Jeff Karstens has been a delightfully mediocre pitcher since coming to the Pirates in 2008, but I'll always be irrationally high on him because of this game, which I attended. For those that don't remember, Karstens was perfect through 7.2 innings, out-pitching Randy Johnson in the process. Of course, he hasn't done anything like that since, with a career FIP of 4.73, but he'll always the guy who ruined the '08 Diamondbacks for me once and for all.
Wednesday: Daniel Hudson (1-0, 8.71) vs. James McDonald (0-1, 3.86)
Insightful Commentary: When Hudson had an ERA over five after April last year, I wasn't worried. But this has a bit of a different vibe to it. His FIP is also over eight, thanks to a strikeout rate that has dropped since last year, and a walk rate that has more than doubled. I still think it's bad luck, and it will pass in time, but there's at least a possibility that his problems are mechanical, that his desire to become more of a finesse pitcher has robbed him of what made him successful in the first place.
McDonald took a step back last year, when his FIP jumped from 3.12 in limited time to 4.68. He's 27 now, and he probably doesn't have the stuff to be a top-line pitcher, but he's serviceable enough. Also, let's all take a moment to remember that the Dodgers traded him at the deadline for a reliever who didn't help them make the playoffs and wasn't with the team after the season. Oh, James McDonald: you're what Tony Abreu would have been to us if Tony Abreu was at all useful.
Final Verdict: Part of me sees how hilariously bad the Pirates' offense has been so far, and assumes that this will be the series where they break out. But the D-Backs are the better team, and they're back at home, so I'll say Diamondbacks two games to one.

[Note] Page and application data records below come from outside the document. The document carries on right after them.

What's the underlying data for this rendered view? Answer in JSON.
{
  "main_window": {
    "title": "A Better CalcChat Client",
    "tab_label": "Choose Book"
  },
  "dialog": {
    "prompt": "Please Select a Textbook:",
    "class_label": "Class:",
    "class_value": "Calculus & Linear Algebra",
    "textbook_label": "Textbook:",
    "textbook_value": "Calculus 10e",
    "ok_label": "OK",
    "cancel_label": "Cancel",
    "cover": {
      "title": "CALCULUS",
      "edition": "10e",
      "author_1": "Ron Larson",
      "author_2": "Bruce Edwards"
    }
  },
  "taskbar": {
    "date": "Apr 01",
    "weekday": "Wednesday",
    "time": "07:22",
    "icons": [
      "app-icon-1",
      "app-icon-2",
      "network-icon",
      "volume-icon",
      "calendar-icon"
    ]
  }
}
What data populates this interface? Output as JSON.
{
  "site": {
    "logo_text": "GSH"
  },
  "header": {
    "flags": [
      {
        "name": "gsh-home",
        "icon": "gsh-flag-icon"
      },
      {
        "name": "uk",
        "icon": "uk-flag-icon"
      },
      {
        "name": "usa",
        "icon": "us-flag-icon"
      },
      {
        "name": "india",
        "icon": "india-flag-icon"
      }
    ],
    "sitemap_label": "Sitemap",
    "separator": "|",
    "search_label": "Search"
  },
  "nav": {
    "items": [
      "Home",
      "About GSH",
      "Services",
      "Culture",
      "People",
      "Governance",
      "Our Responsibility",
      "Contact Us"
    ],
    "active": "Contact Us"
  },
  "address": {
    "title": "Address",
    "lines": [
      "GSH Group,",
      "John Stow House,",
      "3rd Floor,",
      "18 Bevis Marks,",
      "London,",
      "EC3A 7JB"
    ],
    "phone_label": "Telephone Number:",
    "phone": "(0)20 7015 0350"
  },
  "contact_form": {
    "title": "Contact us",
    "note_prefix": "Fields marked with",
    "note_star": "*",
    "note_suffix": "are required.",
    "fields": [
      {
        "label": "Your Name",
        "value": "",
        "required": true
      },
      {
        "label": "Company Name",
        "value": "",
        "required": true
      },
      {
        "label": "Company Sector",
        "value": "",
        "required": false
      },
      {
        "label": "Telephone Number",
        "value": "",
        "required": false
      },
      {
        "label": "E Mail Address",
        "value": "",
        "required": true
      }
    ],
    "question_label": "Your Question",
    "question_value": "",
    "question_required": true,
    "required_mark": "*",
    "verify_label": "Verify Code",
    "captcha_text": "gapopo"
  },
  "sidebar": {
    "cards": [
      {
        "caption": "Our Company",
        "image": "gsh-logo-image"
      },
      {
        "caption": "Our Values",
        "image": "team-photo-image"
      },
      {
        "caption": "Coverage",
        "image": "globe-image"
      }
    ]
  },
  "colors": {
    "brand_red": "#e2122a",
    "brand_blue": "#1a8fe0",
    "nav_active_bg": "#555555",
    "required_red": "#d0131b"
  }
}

Head to Bucs Dugout for the Pirates' perspective.
(Stats from Fangraphs and Baseball-Reference.)